  4. Roger,

    When the windmills are all cleaned up, it would be wonderful to have accounting of all of the costs and all of the benefits, if any.

    Where are they going to get electricity?


  5. Jamie Spry says:

    Reblogged this on Climatism and commented:
    “Let’s hope other scenic but corrupted areas take up the baton to get more of these ridiculous industrial eyesores removed from our natural environment.”

    The uselessness of symbolic fake fixes to a fake catastrophe finally being found out.


  6. wind currently 01:00 2017-12-09 supplying 25% uk power
    been above average 5GW for last few months
    Uk currently supplying nuclear france with 1to2 GW
    Germany supplying france with 3 to 6GW
    spain has been supplying france with 3GW

    French nuclear currently has a problem – rusty pipes
    uk nuclear still has 4 stations off line and one low output

    New uk nuclear being purchased at twice the price of wind

    Is wind really as bad as you make out???

    [reply] not dispatchable, disfiguring countryside

  7. Bruckner8 says:

    Wait. No mention of their efficiency? Removed only because they looked bad? No matter which side you’re on, that doesn’t make sense. I’d be a lot more impressed had they said “we realized these were not delivering on their promised value.”

  8. Richard111 says:

    And what is going to be done about the the foundations? Nothing, I suppose.

  9. oldbrew says:

    ‘No mention of their efficiency?’

    Efficient wind turbines would at least need efficient wind. Output can vary a lot in a short time, including zero.

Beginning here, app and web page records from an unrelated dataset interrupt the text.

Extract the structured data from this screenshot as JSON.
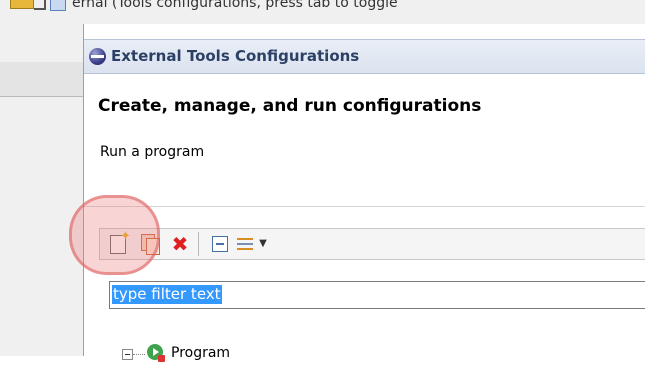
{
  "background_app": {
    "toolbar_text": "ernal  (Tools configurations, press tab to toggle"
  },
  "dialog": {
    "title": "External Tools Configurations",
    "heading": "Create, manage, and run configurations",
    "subtext": "Run a program",
    "toolbar": {
      "buttons": [
        {
          "name": "new-launch-configuration",
          "icon": "new-config-icon"
        },
        {
          "name": "duplicate",
          "icon": "duplicate-icon"
        },
        {
          "name": "delete",
          "icon": "delete-icon",
          "glyph": "✖"
        },
        {
          "name": "collapse-all",
          "icon": "collapse-all-icon"
        },
        {
          "name": "filter-configurations",
          "icon": "filter-icon"
        },
        {
          "name": "view-menu",
          "icon": "chevron-down-icon",
          "glyph": "▼"
        }
      ]
    },
    "filter": {
      "value": "type filter text"
    },
    "tree": {
      "items": [
        {
          "label": "Program",
          "expanded": true
        }
      ]
    }
  },
  "colors": {
    "highlight": "#e06060",
    "title_text": "#2c4066",
    "filter_selection": "#3399ff",
    "delete_red": "#e02020"
  }
}
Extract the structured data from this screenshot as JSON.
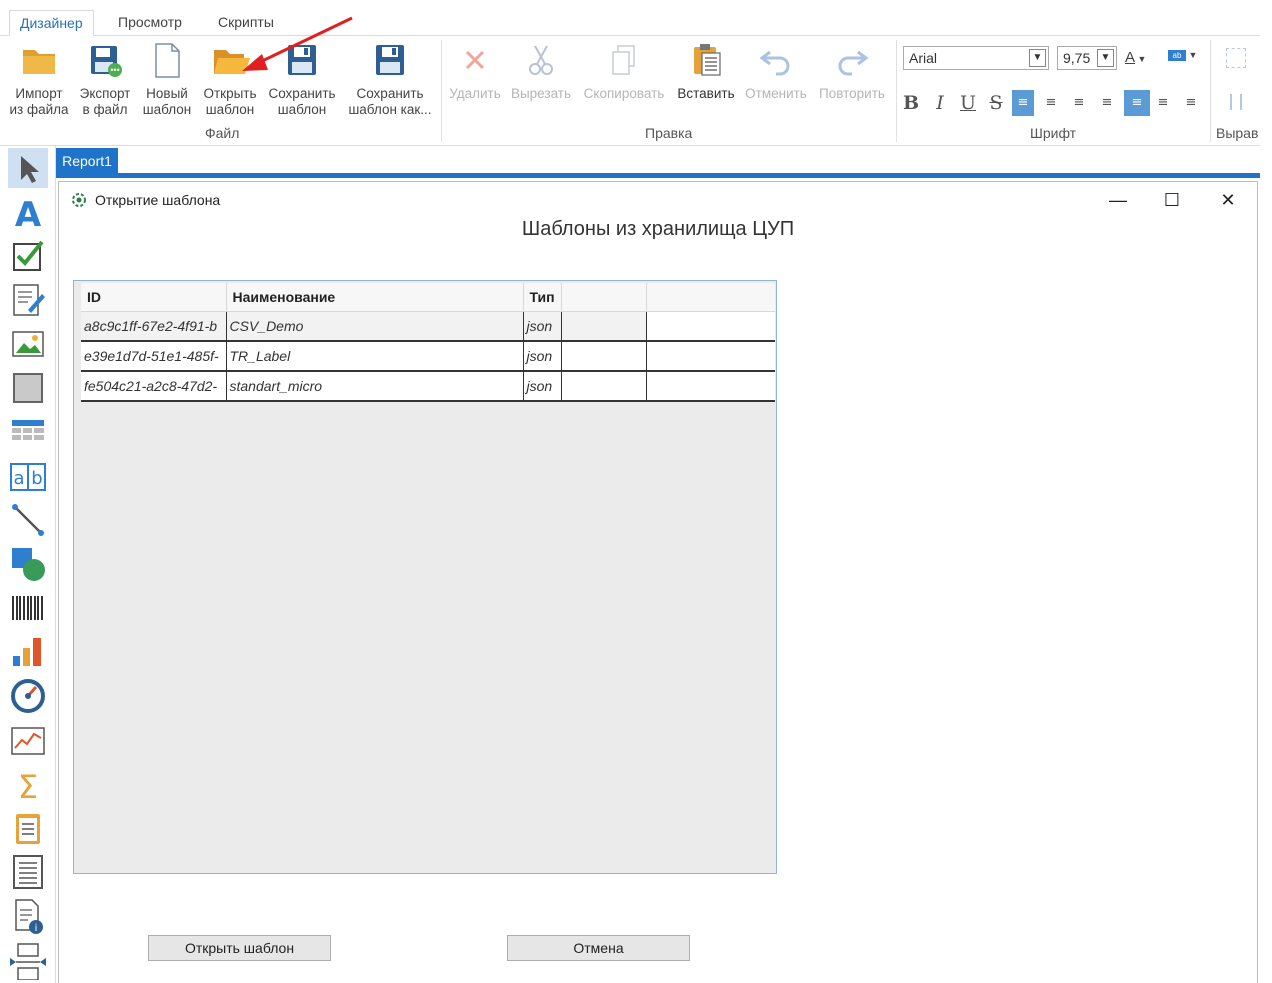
{
  "ribbon": {
    "tabs": [
      {
        "label": "Дизайнер",
        "active": true
      },
      {
        "label": "Просмотр",
        "active": false
      },
      {
        "label": "Скрипты",
        "active": false
      }
    ],
    "file_group": {
      "label": "Файл",
      "buttons": [
        {
          "line1": "Импорт",
          "line2": "из файла",
          "icon": "folder-icon"
        },
        {
          "line1": "Экспорт",
          "line2": "в файл",
          "icon": "export-icon"
        },
        {
          "line1": "Новый",
          "line2": "шаблон",
          "icon": "new-page-icon"
        },
        {
          "line1": "Открыть",
          "line2": "шаблон",
          "icon": "open-folder-icon"
        },
        {
          "line1": "Сохранить",
          "line2": "шаблон",
          "icon": "save-icon"
        },
        {
          "line1": "Сохранить",
          "line2": "шаблон как...",
          "icon": "save-as-icon"
        }
      ]
    },
    "edit_group": {
      "label": "Правка",
      "buttons": [
        {
          "label": "Удалить",
          "icon": "delete-icon",
          "enabled": false
        },
        {
          "label": "Вырезать",
          "icon": "cut-icon",
          "enabled": false
        },
        {
          "label": "Скопировать",
          "icon": "copy-icon",
          "enabled": false
        },
        {
          "label": "Вставить",
          "icon": "paste-icon",
          "enabled": true
        },
        {
          "label": "Отменить",
          "icon": "undo-icon",
          "enabled": false
        },
        {
          "label": "Повторить",
          "icon": "redo-icon",
          "enabled": false
        }
      ]
    },
    "font_group": {
      "label": "Шрифт",
      "font_name": "Arial",
      "font_size": "9,75",
      "bold": "B",
      "italic": "I",
      "underline": "U",
      "strike": "S"
    },
    "align_group": {
      "label": "Вырав"
    }
  },
  "document": {
    "tab_label": "Report1"
  },
  "dialog": {
    "title": "Открытие шаблона",
    "heading": "Шаблоны из хранилища ЦУП",
    "columns": [
      "ID",
      "Наименование",
      "Тип",
      ""
    ],
    "rows": [
      {
        "id": "a8c9c1ff-67e2-4f91-b",
        "name": "CSV_Demo",
        "type": "json"
      },
      {
        "id": "e39e1d7d-51e1-485f-",
        "name": "TR_Label",
        "type": "json"
      },
      {
        "id": "fe504c21-a2c8-47d2-",
        "name": "standart_micro",
        "type": "json"
      }
    ],
    "open_button": "Открыть шаблон",
    "cancel_button": "Отмена",
    "minimize": "—",
    "maximize": "☐",
    "close": "✕"
  },
  "colors": {
    "accent": "#1f73c8",
    "arrow": "#e02020"
  }
}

  10. wolsten says:

    Reblogged this on Wolsten and commented:
    This news is getting shared widely on the internet, with the majority of comments being very positive. As someone else said in the comments we welcome the beginning of the end of what most regard as a monstrous attack on the environment, wild life, energy security and economic growth.

  11. Alan Ogden says:

    Mike thefordprefect
    ‘uk nuclear still has 4 stations off line’
    I hope you mean reactors. Each AGR station in the UK has two reactors. 4 stations being off-line at the same time would mean the loss of nearly half the UK nuclear output.

  12. ivan says:

    What are the odds on the company that owns them going bankrupt just before they have to dismantle them thus forcing the cost of removal to be passed on to the public?

    The local council should have had a provision in the removal order that demanded that the owners put the cost of the removal in a fund by the end of the month, that way removal costs would be covered.

    Also is the cost of removing the power lines and unit foundations included?

  13. stpaulchuck says:

    there must have been hundreds of billions in graft, “profit”, and rip-offs in installing these stupid things. Of course it all came out of the pockets of rate payers and tax payers. This whole thing reeks of The Emperor’s New Clothes.

    I congratulate our cousins from the east side of the Pond on a moment of clarity. Let’s hope it continues.

  14. Bart Winchester says:

    Far better to dam more rivers , or double the price of electricity to pay to build nuclear plants that wil be ready by 2033.

  15. Graeme No.3 says:

    O/T but I see that Malawi is having blackouts. They are 98% dependent on ‘renewables’ towhit hydro but drought has reduced the availability of water. Diesel generators are being used.
    It seems a general rule RELY on RENEWABLES and install diesel generators.

  16. oldbrew says:

    Relying on nature alone for electricity is never going to work, in most countries.

  17. ren says:

    Sorry for the digression, but my dog is very similar to the cairn terrier.

  18. Bitter&twisted says:

    Well done South Lakes District Planning.
    This is a seminal victory over the forces of darkness.

  19. Russ Wood says:

    In South Africa these days, every mine has to establish a trust fund to clean up after the mine has finished operations and has been closed. This rule was created because of the huge expense of cleaning up the flooding in the old mines around (and under) Johannesburg. A slight problem is that if the operators are (shall we say) not scrupulously honest, there’s a possibility that these funds could be raided for other reasons. For further into this, look up ‘Optimum Colliery’ and ‘Gupta’.